Bangladeshi Foreign Minister AK Abdul is reportedly working towards marking March 25 as International Genocide Day, to remember the horrors of genocide inflicted on the country by the Pakistan military.
The genocide of Bangladesh in 1971 is a horrific memory for several Bangladeshis, which began on March 25 that year, when the ruling government of West Pakistan commenced a military crackdown on the erstwhile East Pakistan.
Data suggest that the brutal Pakistan Army and pro Pakistani Islamist militias from the Jamaat-e-Islami killed more than 300,000 people, and raped approximately 200,000 to 300,000 Bengali women, in what used to be the eastern part of Pakistan.
The Government of Bangladesh states that this record makes it the largest genocide after the holocaust during World War II.
How Did The Genocide Begin?
After the partition in 1947, the entire country was divided into two main lands – India and Pakistan. Pakistan was essentially formed so that the Muslim League could have a separate nation where the community can control their own government. It was considered that the nation of Pakistan is a Muslim-domineering nation.
The majority of the Muslim population was present in West Punjab (now Pakistan) and East Bengal (now Bangladesh). Post-independence, both the regions were called East Pakistan and West Pakistan, respectively, but were geographically and culturally distanced from each other.
The population of East Pakistan was more than that of West Pakistan, but the power lay in the hands of the latter. One of the major reasons for the 1971 war in Bangladesh was the language. West Pakistan was an Urdu speaking state, while East Pakistan was a Bengali speaking state. Trouble began when West Pakistan started forcing Urdu on East Pakistan. When all official communication started being done in Urdu, East Pakistan started revolting to save their mother tongue Bengali.
Another reason was that, presumably, West Pakistan was exploiting its eastern counterpart economically. East Pakistan had huge fields of jute and several ports that were economically important to West Pakistan. However, the region was not receiving anything when it came to development.
In March 1971, the Awami League of Bangladesh won the election, and Sheikh Mujibur Rahman received overwhelming support from the people. However, the West declared the elections invalid and dismissed the results, following which Rahman started revolting against the atrocities caused by West Pakistan. The West started a violent crackdown in East Pakistan, and soon after, on March 26, the Awami League leader declared the formation of Bangladesh, independent from Pakistan.

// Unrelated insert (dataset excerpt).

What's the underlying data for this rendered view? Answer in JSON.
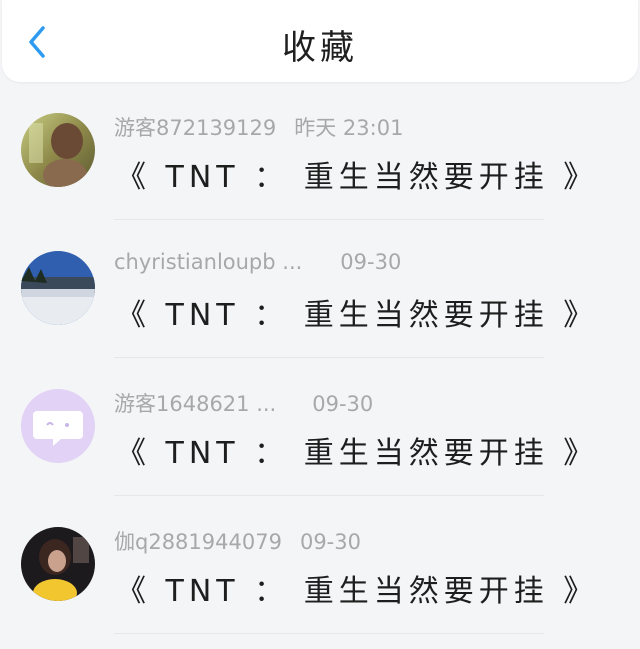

Pakistan, ruled by General Yahya Khan at the time, launched a full-scale military operation – “Operation Searchlight” – to restore the martial administration’s authority on Bangladesh. This turned into a heinous war scene, where the Pakistan military, along with pro-Islamist groups, started killing lakhs of people and raping the women.
The Horrors Of Genocide
The images of the genocide are still afresh in every Bangladeshi refugee’s heart, who came to India to protect his family. The massacre inflicted by Pakistan lasted for nine months, and halfway through, 200,000 Bangladeshis were reportedly killed. By the time the month of May arrived, millions of Bangladeshis were seeking refuge in neighbouring countries, and by November, 10 million people had left the country.
The recorded figure of Bengali rape victims were between 200,000 and 400,000, however, by some estimations, the actual number of cases was way too high.
Furthermore, these actions were supported by religious leaders in West Pakistan. The pro-Islamist scholars and preachers declared that Bengali women are “public-property”.
Apart from this, there was an internal conflict between Urdu speaking Biharis and Bengali speaking Biharis as well. The Bengali mob in such areas killed almost 500,000 Biharis, although most of the violence was spread by the Pakistani military.
Recognition Of International Genocide Day
Bangladeshi Foreign Minister AK Abdul started his speech at the Human Rights Museum in Winnipeg, Canada, with a video message. “The Genocide of Bangladesh committed in 1971 by the Pakistan military is one of the most heinous crimes in human history. We do not know of another instance of such barbarism of such intensity and mayhem,” he said in his speech.
“Remember and recognize: The Case of Bangladesh Genocide of 1971,” he added.
A day-long seminar was organised by the High Commission for Bangladesh and the Bangabandhu Centre for Bangladesh Studies (BCBS) in Canada, with the Liberation War Museum in Bangladesh, the Genocide Studies Centre at the University of Dhaka, the Refugees Resilience Centre, and Rotary Club, Canada.
The Bangladesh government has already declared March 25 as Genocide Day in the country. Civil society organisations have raised the issue in different international forums, to push forth the demand for the 1971 genocide recognition.
Until now, only two internationally acclaimed organisations, namely the Lemkin Institute for Genocide Prevention and Genocide Watch, have considered the incidents of 1971 as genocide.
The horrors inflicted are considered to be the worst atrocities in the history of all humanitarian crises, where the Pakistan Army enforced the most brutal yet planned military operation on civilians.